Exercise data:
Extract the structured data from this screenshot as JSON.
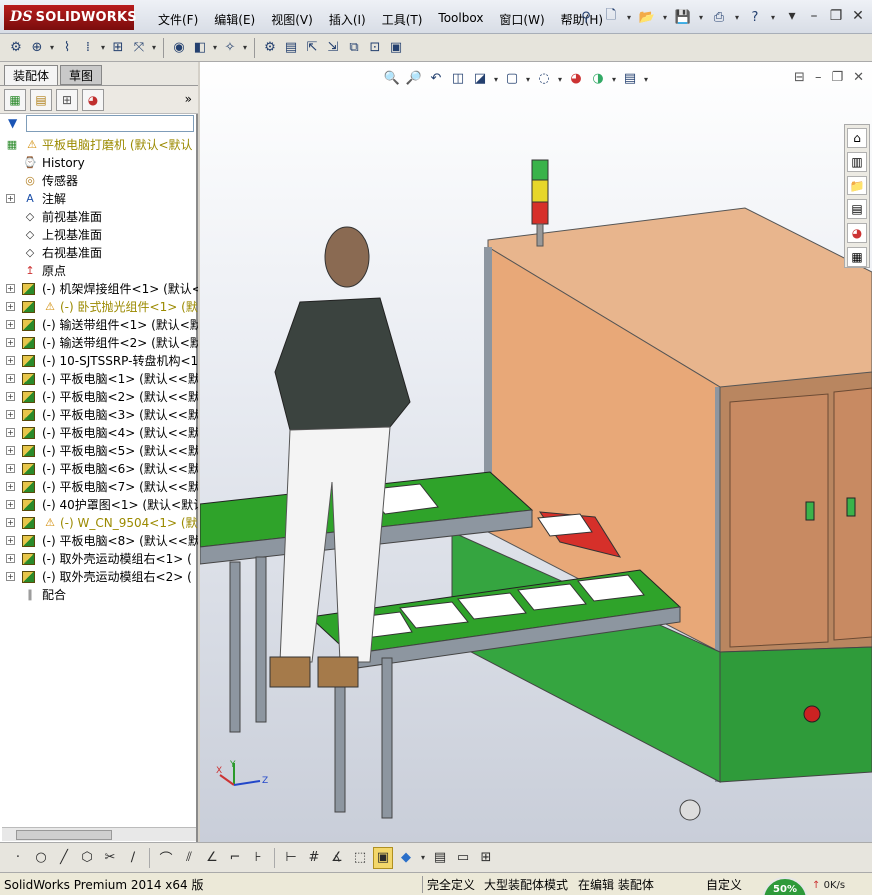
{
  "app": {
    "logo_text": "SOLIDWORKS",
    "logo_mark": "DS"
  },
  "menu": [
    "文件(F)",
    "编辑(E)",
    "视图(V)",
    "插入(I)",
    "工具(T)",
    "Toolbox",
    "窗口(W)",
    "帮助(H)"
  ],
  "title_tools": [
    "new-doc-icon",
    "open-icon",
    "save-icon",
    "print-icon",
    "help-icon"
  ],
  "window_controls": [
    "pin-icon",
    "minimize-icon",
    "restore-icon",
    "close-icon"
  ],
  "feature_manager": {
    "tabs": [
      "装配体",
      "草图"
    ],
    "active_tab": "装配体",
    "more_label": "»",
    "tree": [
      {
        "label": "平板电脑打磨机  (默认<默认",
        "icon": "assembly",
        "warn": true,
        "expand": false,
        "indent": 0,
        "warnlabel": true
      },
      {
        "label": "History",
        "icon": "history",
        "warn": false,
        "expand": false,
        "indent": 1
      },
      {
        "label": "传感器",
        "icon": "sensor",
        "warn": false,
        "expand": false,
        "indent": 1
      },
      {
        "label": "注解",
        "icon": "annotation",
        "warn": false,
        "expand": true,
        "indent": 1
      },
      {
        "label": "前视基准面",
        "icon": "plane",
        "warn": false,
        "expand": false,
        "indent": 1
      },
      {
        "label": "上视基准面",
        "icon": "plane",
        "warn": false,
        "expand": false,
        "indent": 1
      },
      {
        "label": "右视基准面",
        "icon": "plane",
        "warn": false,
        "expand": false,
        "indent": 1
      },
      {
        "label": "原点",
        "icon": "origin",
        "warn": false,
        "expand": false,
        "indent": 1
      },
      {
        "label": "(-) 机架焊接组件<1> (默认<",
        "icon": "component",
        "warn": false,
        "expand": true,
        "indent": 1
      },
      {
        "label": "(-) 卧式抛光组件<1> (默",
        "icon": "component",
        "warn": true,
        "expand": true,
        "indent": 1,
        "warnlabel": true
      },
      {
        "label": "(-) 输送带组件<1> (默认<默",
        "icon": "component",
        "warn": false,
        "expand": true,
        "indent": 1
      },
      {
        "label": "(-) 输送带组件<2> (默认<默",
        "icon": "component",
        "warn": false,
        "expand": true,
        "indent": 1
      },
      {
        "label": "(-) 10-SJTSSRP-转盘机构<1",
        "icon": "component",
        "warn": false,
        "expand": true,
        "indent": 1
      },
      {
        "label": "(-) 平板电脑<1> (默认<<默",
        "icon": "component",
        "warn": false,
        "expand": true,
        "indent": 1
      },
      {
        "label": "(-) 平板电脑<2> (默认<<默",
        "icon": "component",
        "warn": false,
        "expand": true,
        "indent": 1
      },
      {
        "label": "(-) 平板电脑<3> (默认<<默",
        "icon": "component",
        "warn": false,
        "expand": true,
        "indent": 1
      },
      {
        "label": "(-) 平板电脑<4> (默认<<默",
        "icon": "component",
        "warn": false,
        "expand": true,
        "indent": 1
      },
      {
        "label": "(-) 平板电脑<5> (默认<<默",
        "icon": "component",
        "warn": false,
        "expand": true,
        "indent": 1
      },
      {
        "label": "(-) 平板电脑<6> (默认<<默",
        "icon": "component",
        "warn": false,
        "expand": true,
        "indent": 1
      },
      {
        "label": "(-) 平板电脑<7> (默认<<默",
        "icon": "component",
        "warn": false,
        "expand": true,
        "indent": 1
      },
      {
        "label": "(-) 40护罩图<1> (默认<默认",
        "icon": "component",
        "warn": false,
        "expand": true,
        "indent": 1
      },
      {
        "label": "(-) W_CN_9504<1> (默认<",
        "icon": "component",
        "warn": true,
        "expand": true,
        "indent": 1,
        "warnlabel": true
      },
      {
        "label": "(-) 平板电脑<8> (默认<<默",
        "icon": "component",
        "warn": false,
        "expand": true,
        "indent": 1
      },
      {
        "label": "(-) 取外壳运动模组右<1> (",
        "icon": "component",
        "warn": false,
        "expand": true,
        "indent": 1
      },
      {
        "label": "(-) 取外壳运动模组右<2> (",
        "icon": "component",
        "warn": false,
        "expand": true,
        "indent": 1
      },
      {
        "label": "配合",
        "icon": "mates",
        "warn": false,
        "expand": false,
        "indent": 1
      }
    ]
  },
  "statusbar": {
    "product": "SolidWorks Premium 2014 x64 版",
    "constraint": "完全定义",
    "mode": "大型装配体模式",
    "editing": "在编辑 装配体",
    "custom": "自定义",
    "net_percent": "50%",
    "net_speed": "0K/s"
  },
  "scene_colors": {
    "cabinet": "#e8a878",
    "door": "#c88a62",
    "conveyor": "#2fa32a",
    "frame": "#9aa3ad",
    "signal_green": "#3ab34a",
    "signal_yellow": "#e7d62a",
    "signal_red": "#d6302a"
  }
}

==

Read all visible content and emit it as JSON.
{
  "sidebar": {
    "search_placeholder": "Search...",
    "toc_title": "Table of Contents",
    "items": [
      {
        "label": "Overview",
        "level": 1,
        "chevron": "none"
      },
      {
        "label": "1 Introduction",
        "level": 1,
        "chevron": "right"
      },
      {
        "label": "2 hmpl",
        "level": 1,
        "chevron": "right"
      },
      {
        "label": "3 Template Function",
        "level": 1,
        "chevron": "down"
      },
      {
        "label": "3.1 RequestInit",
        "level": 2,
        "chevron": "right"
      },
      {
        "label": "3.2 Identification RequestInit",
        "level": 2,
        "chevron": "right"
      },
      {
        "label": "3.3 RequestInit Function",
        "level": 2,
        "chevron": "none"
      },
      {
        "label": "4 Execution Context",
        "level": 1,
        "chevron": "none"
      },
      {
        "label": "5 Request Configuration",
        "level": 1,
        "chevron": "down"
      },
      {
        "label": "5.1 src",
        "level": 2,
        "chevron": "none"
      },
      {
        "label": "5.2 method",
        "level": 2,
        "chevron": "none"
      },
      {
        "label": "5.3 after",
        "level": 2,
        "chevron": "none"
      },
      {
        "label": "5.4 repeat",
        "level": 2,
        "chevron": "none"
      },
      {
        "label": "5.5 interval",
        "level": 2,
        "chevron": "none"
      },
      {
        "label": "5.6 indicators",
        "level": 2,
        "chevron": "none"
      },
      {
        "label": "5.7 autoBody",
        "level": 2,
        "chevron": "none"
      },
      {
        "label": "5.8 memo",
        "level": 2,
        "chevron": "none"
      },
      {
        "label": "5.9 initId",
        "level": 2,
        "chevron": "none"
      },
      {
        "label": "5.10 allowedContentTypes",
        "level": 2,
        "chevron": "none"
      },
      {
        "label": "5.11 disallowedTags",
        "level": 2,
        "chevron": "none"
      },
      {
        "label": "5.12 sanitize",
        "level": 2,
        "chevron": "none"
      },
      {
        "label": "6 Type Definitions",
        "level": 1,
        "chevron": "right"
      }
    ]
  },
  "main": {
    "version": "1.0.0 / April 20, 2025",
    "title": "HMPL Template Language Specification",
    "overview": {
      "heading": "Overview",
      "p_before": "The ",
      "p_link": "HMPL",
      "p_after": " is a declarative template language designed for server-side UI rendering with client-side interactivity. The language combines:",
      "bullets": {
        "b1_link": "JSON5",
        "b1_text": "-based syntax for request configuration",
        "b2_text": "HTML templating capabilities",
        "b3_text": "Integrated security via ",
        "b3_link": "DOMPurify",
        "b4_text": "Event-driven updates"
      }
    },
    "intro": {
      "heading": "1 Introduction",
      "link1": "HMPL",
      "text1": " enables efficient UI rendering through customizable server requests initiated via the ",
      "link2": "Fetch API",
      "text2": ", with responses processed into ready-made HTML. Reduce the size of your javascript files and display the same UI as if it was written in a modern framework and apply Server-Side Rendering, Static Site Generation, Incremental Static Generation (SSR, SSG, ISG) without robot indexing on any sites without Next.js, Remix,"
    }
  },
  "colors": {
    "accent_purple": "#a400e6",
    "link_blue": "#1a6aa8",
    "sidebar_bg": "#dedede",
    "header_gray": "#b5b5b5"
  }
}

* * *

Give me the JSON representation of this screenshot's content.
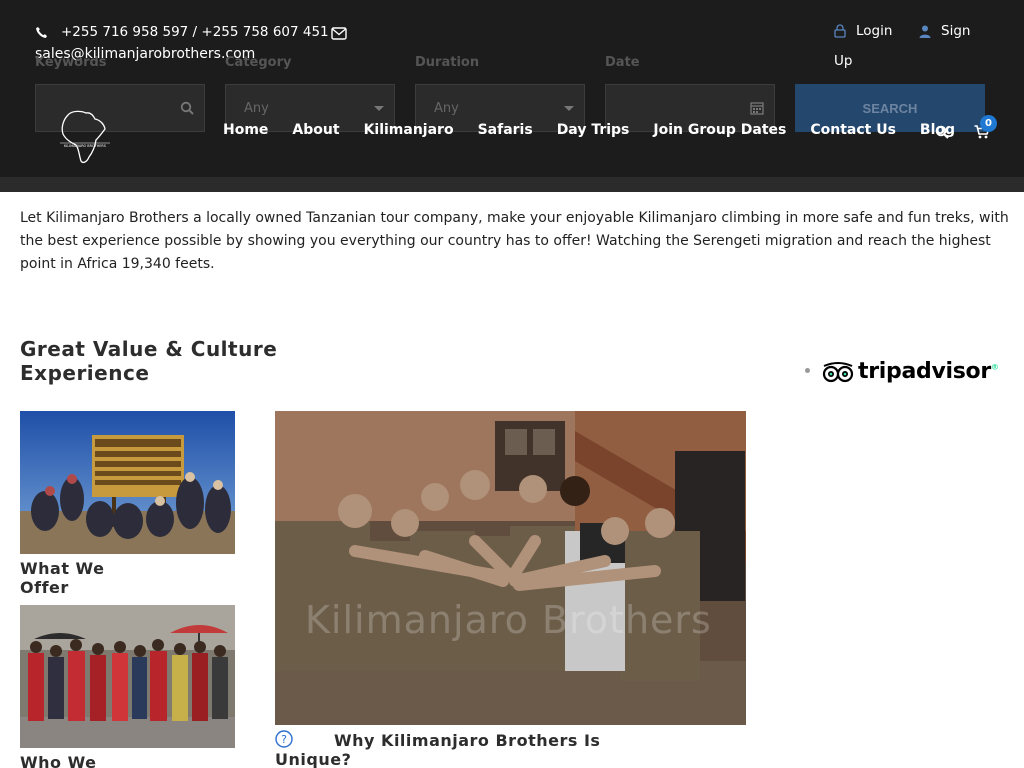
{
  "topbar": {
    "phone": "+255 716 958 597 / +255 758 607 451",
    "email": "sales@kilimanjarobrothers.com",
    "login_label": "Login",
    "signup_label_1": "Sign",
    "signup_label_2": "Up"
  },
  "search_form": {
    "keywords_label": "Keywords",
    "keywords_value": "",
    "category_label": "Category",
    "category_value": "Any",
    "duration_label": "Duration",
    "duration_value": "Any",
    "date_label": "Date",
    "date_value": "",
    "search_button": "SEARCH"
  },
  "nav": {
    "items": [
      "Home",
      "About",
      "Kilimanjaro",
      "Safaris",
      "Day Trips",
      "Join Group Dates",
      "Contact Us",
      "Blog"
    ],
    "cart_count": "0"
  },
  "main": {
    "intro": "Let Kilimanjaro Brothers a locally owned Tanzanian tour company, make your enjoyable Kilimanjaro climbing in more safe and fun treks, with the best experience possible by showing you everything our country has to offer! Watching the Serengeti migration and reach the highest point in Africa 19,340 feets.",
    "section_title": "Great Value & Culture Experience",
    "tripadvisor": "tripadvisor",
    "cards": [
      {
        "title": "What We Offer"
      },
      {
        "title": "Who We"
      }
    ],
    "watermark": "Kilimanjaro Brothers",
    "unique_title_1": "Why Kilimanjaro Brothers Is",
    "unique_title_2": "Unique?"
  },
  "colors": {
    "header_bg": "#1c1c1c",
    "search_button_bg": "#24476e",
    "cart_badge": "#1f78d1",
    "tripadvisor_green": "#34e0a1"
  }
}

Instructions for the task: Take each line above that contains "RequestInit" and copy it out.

Answer area:
        "label": "3.1 RequestInit",
        "label": "3.2 Identification RequestInit",
        "label": "3.3 RequestInit Function",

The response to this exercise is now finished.